The meeting was co-chaired by Arran-Elderslie Mayor Steve Hammell and South Bruce Grey Health Centre CEO Michael Barrett. Participating in the panel discussion were Dr. Jackie Wong, Bruce-Grey-Owen Sound MPP Rick Byers, Barrett and Mandy Dobson – interim director of clinical services.

As the two-hour meeting progressed, certain themes emerged: Bill 124, which holds nurses’ wages to a one per cent increase, must be rescinded; the situation with agency nurses needs to be looked at – there was a suggestion Grey-Bruce should start its own agency; SBGHC needs to “think outside the box” regarding recruitment and retention of nurses, possibly including hiring nurses who have not been vaccinated against COVID-19, or paying an extra shift premium, both of which are not done at present, at least not by SBGHC; SBGHC needs to do a better job of communications; and the closure of the Chesley ER has a negative impact on the entire area.

In response to a question about the two-month closure being poorly communicated, with no effort made to inform the Amish community, Heikkila said, “We were in a situation... absences on very short notice. We will do a better job of communications in the future.”

In later discussion, a member of the audience noted a lot of seniors don’t use computers. Communications should use other methods.

In response to a comment that other area hospitals, such as Hanover, have had no closures, and a question, if SBGHC administration has met with their counterparts at those hospitals, Barrett said, “We meet regularly.” That includes both the hospital corporations in Grey-Bruce, and the hospitals in the former South West LHIN area.

A number of questions focused on reaching out to unvaccinated health-care professionals. Barrett said no SBGHC staff were fired due to their COVID-19 vaccination status. However, new staff need to be vaccinated – that’s the case with every hospital in Ontario.

Byers was put on the spot regarding rescinding Bill 124. He replied that “the current contract ends March 31.” Byers was later asked about the process of rescinding a bill. Clearly unsatisfied with his response, the person who asked the question “strongly suggested” he find out how.

Another person commented that Dr. Wong and nurses had saved his life.

“Bill 124 needed to be repealed a year ago.”

The issue doesn’t only involve nurses – information emerged during the question period that stressed the need for physicians to cover the ER – and the need to free up nurses for the work they are trained to do, by having other staff – health care aides, etc. – take on some of their tasks.

One person commented that “continuity” is needed – “people aren’t going to clutch their chest and rush to their computer to see if the ER is open.” No one on the panel disagreed with that sentiment.

Safety has been a major concern for a lot of people – none more so than local first responders.

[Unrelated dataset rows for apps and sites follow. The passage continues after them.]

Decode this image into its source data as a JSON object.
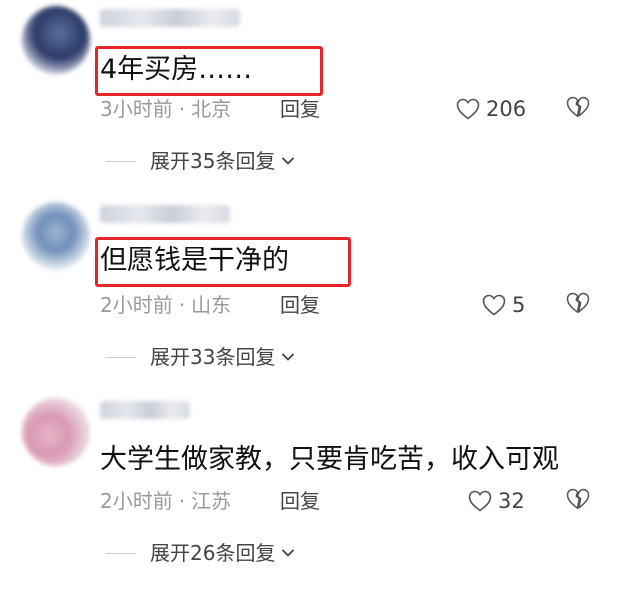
{
  "comments": [
    {
      "text": "4年买房……",
      "time": "3小时前",
      "separator": "·",
      "location": "北京",
      "reply_label": "回复",
      "likes": "206",
      "expand_label": "展开35条回复"
    },
    {
      "text": "但愿钱是干净的",
      "time": "2小时前",
      "separator": "·",
      "location": "山东",
      "reply_label": "回复",
      "likes": "5",
      "expand_label": "展开33条回复"
    },
    {
      "text": "大学生做家教，只要肯吃苦，收入可观",
      "time": "2小时前",
      "separator": "·",
      "location": "江苏",
      "reply_label": "回复",
      "likes": "32",
      "expand_label": "展开26条回复"
    }
  ],
  "icons": {
    "like": "heart-outline-icon",
    "dislike": "broken-heart-icon",
    "expand": "chevron-down-icon"
  },
  "colors": {
    "highlight_box": "#e5262a",
    "meta_text": "#9a9a9a",
    "body_text": "#111111"
  }
}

One of them commented that with transporting people who have mental health issues to other hospitals, and winter weather, “police officers are not going to be in our community... this (closure of the Chesley ER) is not the safest solution.”

Althouth it wasn’t part of the discussion, the issue of ambulance response times was raised by a number of people.

There was discussion on retention incentives being offered locally, and provincial incentives for people to enter careers in nursing, as well as efforts to bring in health professionals from outside the province. Barrett noted that while some of the jobs posted are part-time and involve more than one site, jobs have also been posted for full-time, single-site nurse positions.

For the most part, people asked well-thought-out questions in a respectful manner. However, anger, frustration and fear were apparent in some of the comments.

Board chair Bill Heikkila pledged that questions and answers from the meeting will be posted on the SBGHC website.

There were a lot of red and black jackets in the room – the Chesley Kinsmen have been dedicated in their support of the hospital over the years. There were suggestions that a member of the service club should be on the hospital’s board of directors.

Also present were a number of members of the SBGHC board of directors, Brockton Mayor Chris Peabody, Bruce County’s director of paramedic services Steve Schaus, and other members of local emergency services.

Barrett stressed that at this point, everything is on the table. Decisions haven’t been made, and additional public input is welcome.

Byers promised to take back to his caucus the message he’d heard “loud and clear” about repealing Bill 124.

Heikkila stressed the commitment of the board to “four hospitals” and noted, “it’s clear people here care about their hospital.”

Pauline Kerr, Local Journalism Initiative Reporter, The Walkerton Herald Times